How did you encourage your class to explore their own ideas while in the gallery? Why is this important for toddler learning?
I am so glad that we brought the toy cups into the gallery. Having objects or something for the children to hold in the galleries is a really great way to keep their interest. It also lets them begin to play in the museum space. Children this age need to act something out or interact with it physically in order to build understanding. I should note that when you allow children to play, they sometimes will partake in activities that need redirection. In this instance, my class started banging their cups on the ground in a quiet and echo-y gallery so we encouraged them to instead take pretend slurps and saying cheers
Julia reminded her class that “tea is a time” and explained that sometimes people drink tea to socialize or to find a sense of calm deep inside of themselves. To further explain this sense of calm, she read “Charlotte and the Quiet Place” by Deborah Sosin.
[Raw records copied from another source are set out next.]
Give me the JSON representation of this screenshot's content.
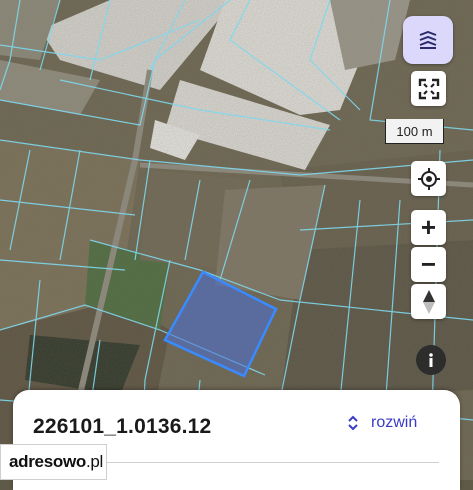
{
  "map": {
    "colors": {
      "parcel_border": "#7fd8ee",
      "selected_fill": "#4a6fd8",
      "selected_border": "#3a8bff"
    }
  },
  "controls": {
    "layers_icon": "layers-icon",
    "fullscreen_icon": "fullscreen-icon",
    "scale_label": "100 m",
    "locate_icon": "locate-icon",
    "zoom_in_label": "+",
    "zoom_out_label": "−",
    "compass_icon": "compass-icon",
    "info_icon": "info-icon"
  },
  "panel": {
    "parcel_id": "226101_1.0136.12",
    "expand_label": "rozwiń",
    "expand_icon": "chevron-updown-icon"
  },
  "brand": {
    "name": "adresowo",
    "suffix": ".pl"
  }
}
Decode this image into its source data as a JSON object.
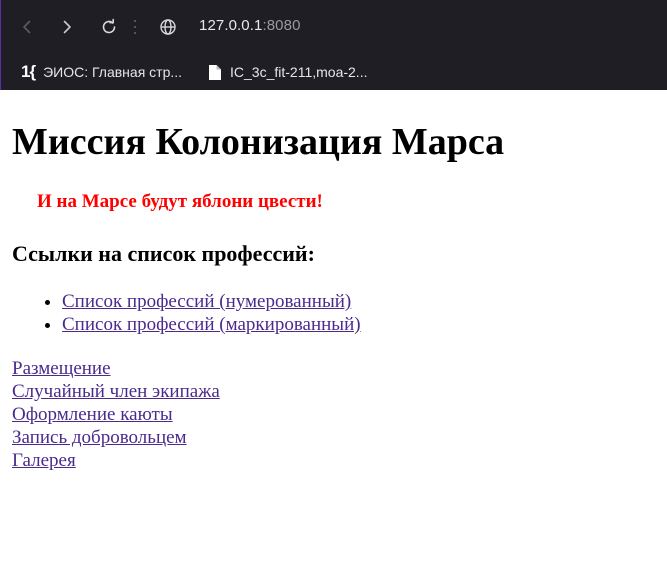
{
  "browser": {
    "url_host": "127.0.0.1",
    "url_port": ":8080",
    "bookmarks": [
      {
        "icon": "eios-logo-icon",
        "logo_text": "1{",
        "label": "ЭИОС: Главная стр..."
      },
      {
        "icon": "file-icon",
        "label": "IC_3c_fit-211,moa-2..."
      }
    ]
  },
  "page": {
    "title": "Миссия Колонизация Марса",
    "slogan": "И на Марсе будут яблони цвести!",
    "professions_heading": "Ссылки на список профессий:",
    "profession_links": [
      "Список профессий (нумерованный)",
      "Список профессий (маркированный)"
    ],
    "nav_links": [
      "Размещение",
      "Случайный член экипажа",
      "Оформление каюты",
      "Запись добровольцем",
      "Галерея"
    ],
    "colors": {
      "chrome_bg": "#1f1e24",
      "slogan": "#ff0000",
      "link": "#4b2a8e"
    }
  }
}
How did you explain the topic “tea is a time” to your toddlers?
In doing my research for this lesson, I learned how very often “tea times” around the world are used as a break from work and a chance to socialize. There is the classic British tea time but also many, many, other cultural traditions around tea as a time to relax. Japanese tea ceremonies focus on using the process of preparing tea as a time of calm and meditation. With children this age, recognizing and dealing with big feelings is a huge part of their social emotional development. Finding ways to help toddlers recognize when they are overwhelmed and giving them strategies (even as simple as teaching them how to take big breaths) are really valuable.
I love the book Charlotte and the Quiet Place by Deborah Sosin (Author) and Sara Woolley (Illustrator) because it is very simple, a young girl is overwhelmed by a noisy world. She finds a quiet place in that park and realizes taking deep breaths helps her feel better. It helps introduce children to the idea of being overwhelmed (e.g. things are too loud) and that there are ways to not feel that way. Talking about tea time as a calming time was both authentic to the many cultures that consume tea and also a great opportunity to help talk to children about their big feelings.
Before leaving, children took some deep breaths while holding their teacups so they could find their own quiet place. Then they were lifted up so they could better see the tea bowls.
What recommendations do you have for another teacher trying out this lesson?
If you are going to teach about other cultures it helps to ground it in something the children are genuinely interested in. I tried to avoid taking a tourist approach to Japanese culture by always connecting the knowledge to the children’s lives and grounding the lessons in their demonstrated interest in tea.
I had trouble finding books about tea that were age appropriate and connected well to my lesson so I wrote my own! It’s always an option to make the resource you are looking for. When visiting museums that are not typically geared toward children, it helps to visit the space first to see the layout of the gallery. In this instance, I was able to determine where I would want the children to sit so that they could freely explore with their toy tea cups.